“The intersection of diabetes and cardiovascular disease will become more apparent,” adds Bhatt, noting the increased involvement of cardiologists treating patients with diabetes and obesity. “There’ll be increasing interest and focus on the evaluation of novel diabetes drugs in cardiovascular populations, examining potential benefits on the ischemic as well as heart failure endpoints.” (For more, see the December issue of Evidence-Based Diabetes Management™.)
Healthcare delivery. The biggest trend in CV care is the shift from episodic care to continuous care, a “culture shift” that Jagmeet Singh, MD, PhD, FACC, deputy editor of JACC: Clinical Electrophysiology believes will help control costs in the long run.
What is the key? “Data from wearable and implantable technology will be integrated into the electronic health record,” Singh says. Fueled by artificial intelligence, the data will promote interventions at the right time, using the tools of telemedicine and remote monitoring to reduce readmissions, with a major focus on heart failure and atrial fibrillation. Patient-enabled communications will promote better collaboration with physicians, but the doctor will be joined by a new member of the team: the health coach. Outcomes-based reimbursement will drive the need for trained personnel who motivate patients to stick with regimens to improve diabetes and obesity to reduce their CV risk.
“The CV team is operating in an environment of regulatory and payment change,” said Richard Kovacs,” MD, FACC, chair of ACC’s Science and Quality Committee. The rise of accountable care organizations, alternative payment models, and bundled payments are “requiring the CV team to adapt to the stuttering shift from volume to value.”

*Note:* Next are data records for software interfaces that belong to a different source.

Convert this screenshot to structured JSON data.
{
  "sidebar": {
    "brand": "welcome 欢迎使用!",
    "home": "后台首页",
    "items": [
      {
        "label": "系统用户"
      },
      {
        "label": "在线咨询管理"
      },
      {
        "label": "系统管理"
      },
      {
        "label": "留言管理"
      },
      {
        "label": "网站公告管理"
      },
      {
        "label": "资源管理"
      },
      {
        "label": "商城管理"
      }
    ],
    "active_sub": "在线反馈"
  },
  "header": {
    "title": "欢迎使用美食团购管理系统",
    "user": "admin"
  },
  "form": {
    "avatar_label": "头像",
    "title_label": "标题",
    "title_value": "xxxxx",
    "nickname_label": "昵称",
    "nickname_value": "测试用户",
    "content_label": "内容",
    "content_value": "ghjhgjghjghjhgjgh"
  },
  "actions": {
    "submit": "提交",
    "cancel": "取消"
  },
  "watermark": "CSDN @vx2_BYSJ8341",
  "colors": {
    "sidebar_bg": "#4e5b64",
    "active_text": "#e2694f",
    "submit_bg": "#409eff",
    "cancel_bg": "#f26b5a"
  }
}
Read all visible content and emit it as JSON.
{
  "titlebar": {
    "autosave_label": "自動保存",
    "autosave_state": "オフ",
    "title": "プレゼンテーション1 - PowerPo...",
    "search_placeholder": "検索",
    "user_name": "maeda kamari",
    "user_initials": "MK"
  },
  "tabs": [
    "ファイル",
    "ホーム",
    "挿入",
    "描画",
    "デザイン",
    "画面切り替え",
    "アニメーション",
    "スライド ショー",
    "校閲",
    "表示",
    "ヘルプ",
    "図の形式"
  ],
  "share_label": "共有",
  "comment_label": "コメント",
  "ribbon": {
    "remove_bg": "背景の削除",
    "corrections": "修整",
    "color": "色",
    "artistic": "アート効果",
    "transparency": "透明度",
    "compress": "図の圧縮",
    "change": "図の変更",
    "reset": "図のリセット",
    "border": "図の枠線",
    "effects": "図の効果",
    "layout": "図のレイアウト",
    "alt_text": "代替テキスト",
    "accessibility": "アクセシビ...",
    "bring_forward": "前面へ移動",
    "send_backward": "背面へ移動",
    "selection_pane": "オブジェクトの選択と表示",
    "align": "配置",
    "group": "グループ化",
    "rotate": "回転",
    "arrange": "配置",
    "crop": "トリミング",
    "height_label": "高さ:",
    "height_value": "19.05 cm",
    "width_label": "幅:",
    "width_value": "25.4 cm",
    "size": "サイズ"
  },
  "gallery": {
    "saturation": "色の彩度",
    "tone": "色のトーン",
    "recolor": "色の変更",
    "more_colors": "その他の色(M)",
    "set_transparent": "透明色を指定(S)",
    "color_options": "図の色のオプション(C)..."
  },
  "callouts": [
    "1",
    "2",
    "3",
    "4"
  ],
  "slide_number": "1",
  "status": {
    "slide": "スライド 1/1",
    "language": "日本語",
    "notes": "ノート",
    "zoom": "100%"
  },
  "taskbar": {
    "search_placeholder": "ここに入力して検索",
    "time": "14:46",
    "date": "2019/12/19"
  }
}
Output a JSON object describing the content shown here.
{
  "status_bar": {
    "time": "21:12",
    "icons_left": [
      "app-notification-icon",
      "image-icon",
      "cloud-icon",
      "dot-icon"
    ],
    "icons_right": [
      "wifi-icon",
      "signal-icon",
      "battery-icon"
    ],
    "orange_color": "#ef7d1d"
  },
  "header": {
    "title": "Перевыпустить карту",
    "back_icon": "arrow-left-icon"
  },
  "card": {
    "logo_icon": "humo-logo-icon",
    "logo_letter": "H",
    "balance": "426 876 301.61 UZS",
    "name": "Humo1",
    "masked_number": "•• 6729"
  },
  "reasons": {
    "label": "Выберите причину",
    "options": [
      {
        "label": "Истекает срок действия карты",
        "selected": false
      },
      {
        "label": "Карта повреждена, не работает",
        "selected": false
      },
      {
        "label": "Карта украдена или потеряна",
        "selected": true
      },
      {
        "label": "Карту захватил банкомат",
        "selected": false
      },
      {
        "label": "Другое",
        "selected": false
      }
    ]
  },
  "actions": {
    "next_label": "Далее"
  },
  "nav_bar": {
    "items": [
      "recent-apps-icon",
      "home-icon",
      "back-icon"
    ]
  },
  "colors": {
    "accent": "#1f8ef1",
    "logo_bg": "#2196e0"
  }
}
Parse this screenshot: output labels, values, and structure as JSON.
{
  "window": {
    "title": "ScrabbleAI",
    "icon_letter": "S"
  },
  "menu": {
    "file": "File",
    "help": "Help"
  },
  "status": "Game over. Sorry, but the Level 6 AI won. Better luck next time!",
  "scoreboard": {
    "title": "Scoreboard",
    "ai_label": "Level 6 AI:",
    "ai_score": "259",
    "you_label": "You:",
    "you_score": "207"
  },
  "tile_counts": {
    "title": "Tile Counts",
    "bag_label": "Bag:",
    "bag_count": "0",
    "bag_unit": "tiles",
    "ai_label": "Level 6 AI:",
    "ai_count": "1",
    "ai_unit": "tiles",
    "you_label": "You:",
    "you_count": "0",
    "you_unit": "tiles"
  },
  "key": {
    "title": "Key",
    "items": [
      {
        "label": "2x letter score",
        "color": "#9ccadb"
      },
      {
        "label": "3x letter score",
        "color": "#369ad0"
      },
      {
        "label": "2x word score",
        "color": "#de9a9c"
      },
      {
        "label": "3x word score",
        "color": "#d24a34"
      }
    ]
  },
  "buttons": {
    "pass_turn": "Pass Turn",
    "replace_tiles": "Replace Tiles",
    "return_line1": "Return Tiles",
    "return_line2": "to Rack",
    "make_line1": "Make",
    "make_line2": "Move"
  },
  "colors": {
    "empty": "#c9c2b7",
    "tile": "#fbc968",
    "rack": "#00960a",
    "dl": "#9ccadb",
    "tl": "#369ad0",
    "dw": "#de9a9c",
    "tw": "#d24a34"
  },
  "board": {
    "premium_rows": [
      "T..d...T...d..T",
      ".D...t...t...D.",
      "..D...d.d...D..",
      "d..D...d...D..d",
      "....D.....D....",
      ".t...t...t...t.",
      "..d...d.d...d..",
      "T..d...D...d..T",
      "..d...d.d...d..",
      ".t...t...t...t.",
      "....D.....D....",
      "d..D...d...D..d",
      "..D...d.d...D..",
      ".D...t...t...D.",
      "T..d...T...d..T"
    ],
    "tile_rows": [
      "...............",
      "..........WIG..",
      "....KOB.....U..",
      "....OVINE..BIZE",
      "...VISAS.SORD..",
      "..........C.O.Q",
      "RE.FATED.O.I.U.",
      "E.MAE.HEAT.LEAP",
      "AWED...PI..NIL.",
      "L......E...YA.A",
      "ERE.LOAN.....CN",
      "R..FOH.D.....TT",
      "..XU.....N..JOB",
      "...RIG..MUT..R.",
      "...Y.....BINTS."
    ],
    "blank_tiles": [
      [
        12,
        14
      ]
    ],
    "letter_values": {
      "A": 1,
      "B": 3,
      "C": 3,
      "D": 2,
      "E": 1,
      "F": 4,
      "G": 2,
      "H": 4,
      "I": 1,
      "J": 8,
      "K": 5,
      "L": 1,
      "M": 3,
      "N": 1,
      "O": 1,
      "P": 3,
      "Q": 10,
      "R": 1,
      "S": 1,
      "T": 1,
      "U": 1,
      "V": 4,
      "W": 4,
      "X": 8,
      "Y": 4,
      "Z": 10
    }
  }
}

To thrive, he said, the CV team will be pushed, “outside our usual comfort zone.”